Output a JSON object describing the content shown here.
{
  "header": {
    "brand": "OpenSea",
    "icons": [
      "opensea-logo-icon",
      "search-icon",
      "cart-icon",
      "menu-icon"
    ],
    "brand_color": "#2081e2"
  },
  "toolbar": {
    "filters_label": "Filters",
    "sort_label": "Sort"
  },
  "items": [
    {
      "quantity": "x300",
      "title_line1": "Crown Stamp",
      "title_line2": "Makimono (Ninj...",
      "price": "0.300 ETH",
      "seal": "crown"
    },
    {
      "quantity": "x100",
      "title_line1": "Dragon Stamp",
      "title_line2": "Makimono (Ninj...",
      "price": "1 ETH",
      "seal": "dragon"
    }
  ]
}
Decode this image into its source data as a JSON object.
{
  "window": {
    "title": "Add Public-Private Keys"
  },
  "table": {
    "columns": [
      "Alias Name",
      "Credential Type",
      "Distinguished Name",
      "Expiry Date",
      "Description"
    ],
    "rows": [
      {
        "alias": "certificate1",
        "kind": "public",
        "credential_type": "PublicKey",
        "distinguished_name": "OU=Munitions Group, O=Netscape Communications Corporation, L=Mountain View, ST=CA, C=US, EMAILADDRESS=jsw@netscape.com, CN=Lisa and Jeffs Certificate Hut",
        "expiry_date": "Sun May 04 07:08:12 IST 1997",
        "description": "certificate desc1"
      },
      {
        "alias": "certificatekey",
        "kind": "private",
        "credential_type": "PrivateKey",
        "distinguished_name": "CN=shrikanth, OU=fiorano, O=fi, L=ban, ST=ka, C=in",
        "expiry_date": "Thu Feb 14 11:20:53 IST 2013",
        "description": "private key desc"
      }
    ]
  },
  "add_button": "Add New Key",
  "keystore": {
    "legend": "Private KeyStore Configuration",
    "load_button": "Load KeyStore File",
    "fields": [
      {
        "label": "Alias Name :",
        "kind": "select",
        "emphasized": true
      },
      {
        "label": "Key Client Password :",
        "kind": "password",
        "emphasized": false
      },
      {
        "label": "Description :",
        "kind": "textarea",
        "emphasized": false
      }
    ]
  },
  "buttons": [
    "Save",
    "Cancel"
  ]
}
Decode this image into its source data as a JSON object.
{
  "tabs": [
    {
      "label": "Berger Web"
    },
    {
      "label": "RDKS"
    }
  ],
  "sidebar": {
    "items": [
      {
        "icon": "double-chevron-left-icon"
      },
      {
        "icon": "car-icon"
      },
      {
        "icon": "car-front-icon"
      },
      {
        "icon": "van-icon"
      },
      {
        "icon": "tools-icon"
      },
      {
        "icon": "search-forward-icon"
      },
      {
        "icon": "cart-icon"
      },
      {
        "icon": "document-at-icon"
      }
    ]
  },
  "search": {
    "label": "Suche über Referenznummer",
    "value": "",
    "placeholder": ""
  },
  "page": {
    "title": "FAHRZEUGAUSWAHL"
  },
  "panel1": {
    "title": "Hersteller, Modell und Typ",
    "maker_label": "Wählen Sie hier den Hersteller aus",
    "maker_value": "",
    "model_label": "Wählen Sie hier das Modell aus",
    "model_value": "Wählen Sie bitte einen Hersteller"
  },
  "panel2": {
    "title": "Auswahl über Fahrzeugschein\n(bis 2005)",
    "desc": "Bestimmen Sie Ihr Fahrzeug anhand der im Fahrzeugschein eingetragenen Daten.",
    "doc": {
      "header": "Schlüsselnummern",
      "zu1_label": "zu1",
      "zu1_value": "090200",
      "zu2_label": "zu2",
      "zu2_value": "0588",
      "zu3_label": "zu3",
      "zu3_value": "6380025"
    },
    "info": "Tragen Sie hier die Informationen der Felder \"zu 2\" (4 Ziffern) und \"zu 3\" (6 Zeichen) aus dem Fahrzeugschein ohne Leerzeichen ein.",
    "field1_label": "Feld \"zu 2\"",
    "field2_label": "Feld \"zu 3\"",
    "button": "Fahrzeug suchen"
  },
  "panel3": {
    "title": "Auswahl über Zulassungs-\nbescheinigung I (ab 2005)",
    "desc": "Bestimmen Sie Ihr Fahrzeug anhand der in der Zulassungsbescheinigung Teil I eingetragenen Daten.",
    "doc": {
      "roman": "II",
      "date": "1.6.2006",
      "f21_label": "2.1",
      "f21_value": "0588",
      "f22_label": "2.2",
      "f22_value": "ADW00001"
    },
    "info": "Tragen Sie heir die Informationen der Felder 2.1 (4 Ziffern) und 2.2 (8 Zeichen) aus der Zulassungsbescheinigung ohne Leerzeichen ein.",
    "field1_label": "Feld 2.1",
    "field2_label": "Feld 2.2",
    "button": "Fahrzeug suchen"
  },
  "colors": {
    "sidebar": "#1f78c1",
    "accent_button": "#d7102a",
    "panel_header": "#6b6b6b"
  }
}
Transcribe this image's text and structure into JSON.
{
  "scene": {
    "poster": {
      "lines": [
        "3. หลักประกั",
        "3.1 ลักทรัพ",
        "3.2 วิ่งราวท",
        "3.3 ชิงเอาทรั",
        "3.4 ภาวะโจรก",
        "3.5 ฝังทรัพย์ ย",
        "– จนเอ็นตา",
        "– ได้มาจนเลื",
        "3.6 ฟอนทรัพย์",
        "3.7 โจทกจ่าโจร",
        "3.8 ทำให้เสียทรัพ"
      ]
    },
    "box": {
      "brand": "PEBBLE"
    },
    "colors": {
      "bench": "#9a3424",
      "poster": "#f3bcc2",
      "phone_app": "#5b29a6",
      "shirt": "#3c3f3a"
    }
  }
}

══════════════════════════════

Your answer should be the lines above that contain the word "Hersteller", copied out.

*Completed task*.
    "title": "Hersteller, Modell und Typ",
    "maker_label": "Wählen Sie hier den Hersteller aus",
    "model_value": "Wählen Sie bitte einen Hersteller"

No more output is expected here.